More than 100 years after Albert Einstein published his iconic theory of general relativity, it is beginning to fray at the edges, according to Andrea Ghez, UCLA professor of physics and astronomy. On July 25, 2019, in the most comprehensive test of general relativity near the monstrous black hole at the center of our galaxy, Ghez and her research team report in the journal Science that Einstein’s theory of general relativity holds up.
Ghez’s research team was able to see the co-mingling of space and time near the supermassive black hole. “In Newton’s version of gravity, space and time are separate, and do not co-mingle; under Einstein, they get completely co-mingled near a black hole,” she said.

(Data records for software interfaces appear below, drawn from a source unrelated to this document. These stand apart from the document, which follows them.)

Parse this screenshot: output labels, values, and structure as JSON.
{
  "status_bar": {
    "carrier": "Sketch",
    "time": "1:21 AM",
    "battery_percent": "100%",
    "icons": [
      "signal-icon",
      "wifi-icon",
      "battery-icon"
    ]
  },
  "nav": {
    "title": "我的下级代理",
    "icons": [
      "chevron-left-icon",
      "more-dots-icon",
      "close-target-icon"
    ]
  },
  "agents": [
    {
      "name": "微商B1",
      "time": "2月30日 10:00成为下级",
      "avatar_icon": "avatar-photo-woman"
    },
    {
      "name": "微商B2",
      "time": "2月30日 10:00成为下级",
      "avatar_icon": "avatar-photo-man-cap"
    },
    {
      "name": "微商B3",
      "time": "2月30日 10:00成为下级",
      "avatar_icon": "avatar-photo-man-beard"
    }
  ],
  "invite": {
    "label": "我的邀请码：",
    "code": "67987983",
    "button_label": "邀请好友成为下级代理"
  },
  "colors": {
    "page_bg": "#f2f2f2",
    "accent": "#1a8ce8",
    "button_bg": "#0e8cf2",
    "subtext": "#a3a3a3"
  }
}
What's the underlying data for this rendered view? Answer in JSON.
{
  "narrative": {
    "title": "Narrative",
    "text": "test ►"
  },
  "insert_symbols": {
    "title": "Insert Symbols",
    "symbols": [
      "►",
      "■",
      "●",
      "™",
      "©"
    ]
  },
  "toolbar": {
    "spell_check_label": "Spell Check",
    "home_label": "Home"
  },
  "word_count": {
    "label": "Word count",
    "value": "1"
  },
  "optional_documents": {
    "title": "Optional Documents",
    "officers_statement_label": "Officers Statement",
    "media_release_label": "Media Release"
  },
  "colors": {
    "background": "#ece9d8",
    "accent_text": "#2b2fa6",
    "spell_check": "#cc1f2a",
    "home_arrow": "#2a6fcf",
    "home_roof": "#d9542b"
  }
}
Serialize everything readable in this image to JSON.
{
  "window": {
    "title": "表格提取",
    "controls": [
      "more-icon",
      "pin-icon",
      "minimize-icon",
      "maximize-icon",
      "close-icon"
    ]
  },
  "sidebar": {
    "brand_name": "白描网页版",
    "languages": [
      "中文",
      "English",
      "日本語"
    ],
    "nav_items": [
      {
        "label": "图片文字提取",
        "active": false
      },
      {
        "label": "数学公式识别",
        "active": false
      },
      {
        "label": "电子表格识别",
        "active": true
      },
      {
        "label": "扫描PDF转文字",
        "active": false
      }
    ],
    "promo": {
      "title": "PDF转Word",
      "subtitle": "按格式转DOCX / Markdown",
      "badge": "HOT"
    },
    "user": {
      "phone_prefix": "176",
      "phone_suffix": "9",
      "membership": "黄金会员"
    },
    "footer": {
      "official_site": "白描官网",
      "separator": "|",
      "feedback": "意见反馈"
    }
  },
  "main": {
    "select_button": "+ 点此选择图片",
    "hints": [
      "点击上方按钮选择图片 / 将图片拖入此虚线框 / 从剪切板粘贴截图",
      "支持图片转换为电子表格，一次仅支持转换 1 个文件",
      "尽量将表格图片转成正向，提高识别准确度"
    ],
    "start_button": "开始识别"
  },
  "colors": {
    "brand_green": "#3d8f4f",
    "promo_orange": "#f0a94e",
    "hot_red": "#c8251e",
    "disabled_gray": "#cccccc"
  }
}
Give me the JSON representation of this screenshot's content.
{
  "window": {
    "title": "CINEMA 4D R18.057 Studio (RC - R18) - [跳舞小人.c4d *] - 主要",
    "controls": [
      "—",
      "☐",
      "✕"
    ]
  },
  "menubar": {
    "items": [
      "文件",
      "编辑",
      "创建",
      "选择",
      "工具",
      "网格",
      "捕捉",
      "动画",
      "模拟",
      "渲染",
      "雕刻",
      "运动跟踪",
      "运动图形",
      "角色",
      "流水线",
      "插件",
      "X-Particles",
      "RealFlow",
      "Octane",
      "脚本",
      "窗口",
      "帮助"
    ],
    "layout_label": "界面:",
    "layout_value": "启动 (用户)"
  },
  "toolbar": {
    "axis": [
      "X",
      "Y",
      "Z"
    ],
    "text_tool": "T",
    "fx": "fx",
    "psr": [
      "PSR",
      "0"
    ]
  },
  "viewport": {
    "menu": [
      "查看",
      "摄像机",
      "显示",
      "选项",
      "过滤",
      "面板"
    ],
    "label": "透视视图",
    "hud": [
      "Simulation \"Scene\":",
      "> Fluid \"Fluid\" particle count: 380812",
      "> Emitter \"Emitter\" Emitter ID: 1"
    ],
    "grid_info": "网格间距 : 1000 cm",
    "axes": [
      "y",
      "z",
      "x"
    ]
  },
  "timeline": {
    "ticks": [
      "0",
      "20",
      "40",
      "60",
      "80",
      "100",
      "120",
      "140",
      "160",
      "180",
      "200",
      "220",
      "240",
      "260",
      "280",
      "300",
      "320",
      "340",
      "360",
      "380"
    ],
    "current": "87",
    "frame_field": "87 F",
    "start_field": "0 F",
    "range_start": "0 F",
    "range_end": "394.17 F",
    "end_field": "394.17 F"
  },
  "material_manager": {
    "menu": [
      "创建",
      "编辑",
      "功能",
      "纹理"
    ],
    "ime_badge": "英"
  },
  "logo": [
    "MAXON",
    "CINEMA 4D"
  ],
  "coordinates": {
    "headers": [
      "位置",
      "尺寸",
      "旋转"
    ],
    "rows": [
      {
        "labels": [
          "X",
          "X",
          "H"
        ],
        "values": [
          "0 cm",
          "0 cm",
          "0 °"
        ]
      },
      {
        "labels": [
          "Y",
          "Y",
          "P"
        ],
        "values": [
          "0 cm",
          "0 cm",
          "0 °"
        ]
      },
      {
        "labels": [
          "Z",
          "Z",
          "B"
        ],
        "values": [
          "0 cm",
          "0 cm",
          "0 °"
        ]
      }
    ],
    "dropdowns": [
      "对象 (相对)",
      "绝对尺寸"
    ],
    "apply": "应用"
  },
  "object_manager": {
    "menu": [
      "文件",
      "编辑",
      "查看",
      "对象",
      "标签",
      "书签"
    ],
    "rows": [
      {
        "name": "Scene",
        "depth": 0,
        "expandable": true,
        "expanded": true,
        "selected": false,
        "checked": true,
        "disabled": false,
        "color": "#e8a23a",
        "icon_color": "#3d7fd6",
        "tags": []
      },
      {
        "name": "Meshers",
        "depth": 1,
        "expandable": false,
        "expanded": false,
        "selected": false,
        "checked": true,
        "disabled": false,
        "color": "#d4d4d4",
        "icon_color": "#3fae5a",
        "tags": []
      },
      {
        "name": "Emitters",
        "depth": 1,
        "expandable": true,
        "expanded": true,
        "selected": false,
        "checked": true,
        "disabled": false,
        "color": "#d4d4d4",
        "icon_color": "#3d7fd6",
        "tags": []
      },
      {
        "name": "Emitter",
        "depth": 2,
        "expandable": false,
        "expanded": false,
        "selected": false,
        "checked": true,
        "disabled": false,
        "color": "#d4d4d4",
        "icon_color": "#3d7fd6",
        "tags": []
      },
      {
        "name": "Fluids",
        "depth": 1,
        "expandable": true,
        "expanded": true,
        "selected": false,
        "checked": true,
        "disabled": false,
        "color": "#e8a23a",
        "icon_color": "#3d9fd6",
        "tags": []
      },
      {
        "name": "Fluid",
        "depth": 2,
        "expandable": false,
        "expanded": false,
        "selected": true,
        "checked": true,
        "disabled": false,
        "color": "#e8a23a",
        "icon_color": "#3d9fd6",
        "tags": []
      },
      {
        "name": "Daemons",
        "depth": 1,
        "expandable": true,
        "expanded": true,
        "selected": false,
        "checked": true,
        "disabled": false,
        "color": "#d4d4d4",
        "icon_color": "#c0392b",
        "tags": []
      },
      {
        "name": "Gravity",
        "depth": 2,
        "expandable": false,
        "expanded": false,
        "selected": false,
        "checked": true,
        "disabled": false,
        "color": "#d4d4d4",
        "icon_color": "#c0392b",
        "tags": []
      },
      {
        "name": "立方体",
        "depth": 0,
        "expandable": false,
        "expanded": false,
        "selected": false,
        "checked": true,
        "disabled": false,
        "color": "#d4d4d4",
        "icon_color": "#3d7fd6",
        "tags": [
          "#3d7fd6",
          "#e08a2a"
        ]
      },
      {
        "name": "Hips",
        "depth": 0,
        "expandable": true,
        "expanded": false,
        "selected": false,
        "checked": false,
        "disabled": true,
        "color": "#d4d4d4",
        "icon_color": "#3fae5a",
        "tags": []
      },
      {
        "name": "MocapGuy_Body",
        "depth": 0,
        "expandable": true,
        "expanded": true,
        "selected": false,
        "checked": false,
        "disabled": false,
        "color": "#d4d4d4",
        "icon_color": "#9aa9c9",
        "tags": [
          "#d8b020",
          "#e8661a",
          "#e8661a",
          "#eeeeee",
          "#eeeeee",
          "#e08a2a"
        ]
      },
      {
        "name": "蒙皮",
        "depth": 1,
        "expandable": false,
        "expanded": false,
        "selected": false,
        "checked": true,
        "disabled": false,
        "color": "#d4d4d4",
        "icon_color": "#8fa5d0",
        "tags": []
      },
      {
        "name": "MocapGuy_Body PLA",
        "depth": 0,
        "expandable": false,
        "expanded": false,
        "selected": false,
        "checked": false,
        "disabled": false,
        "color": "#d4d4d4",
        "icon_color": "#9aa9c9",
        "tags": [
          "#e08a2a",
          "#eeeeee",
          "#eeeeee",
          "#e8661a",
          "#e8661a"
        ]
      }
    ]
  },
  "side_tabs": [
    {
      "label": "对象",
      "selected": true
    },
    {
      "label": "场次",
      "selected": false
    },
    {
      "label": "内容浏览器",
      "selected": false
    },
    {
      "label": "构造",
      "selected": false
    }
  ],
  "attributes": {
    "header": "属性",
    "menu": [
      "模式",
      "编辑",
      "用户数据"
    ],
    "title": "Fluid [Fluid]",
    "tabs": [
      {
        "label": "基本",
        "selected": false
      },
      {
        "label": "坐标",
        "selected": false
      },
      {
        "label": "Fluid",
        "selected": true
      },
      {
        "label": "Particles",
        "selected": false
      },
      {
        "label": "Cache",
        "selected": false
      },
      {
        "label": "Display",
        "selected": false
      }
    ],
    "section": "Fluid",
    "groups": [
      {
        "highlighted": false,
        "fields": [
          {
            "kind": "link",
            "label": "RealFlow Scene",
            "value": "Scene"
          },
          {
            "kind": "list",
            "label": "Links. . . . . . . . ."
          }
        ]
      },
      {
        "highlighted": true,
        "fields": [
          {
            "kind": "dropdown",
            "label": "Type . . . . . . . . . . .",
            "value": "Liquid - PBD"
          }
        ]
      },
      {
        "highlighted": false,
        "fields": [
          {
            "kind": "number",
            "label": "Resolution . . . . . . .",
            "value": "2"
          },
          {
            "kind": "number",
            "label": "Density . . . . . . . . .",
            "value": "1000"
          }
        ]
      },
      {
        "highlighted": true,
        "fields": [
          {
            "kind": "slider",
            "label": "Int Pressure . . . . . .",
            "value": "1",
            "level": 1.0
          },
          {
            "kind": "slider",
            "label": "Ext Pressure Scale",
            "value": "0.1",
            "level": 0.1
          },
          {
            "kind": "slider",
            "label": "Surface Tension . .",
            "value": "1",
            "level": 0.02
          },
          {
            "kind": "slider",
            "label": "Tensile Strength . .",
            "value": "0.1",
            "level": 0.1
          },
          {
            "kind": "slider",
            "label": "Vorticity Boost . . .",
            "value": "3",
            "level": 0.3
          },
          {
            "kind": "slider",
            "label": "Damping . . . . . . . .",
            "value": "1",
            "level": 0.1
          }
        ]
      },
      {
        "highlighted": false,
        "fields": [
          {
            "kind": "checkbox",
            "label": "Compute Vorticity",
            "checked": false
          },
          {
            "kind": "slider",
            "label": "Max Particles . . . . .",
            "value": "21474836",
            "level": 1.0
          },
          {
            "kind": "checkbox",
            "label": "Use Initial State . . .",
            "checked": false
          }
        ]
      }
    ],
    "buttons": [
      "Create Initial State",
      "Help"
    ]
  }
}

Keck Observatory Director Hilton Lewis called Ghez “one of our most passionate and tenacious Keck users.” “Her latest groundbreaking research,” he said, “is the culmination of unwavering commitment over the past two decades to unlock the mysteries of the supermassive black hole at the center of our Milky Way galaxy.”
“Extreme black hole vindicates Einstein (again),” NATIONAL GEOGRAPHIC SHORT FILM SHOWCASE
“Relativistic redshift of the star S0-2 orbiting the Galactic center supermassive black hole,” SCIENCE MAGAZINE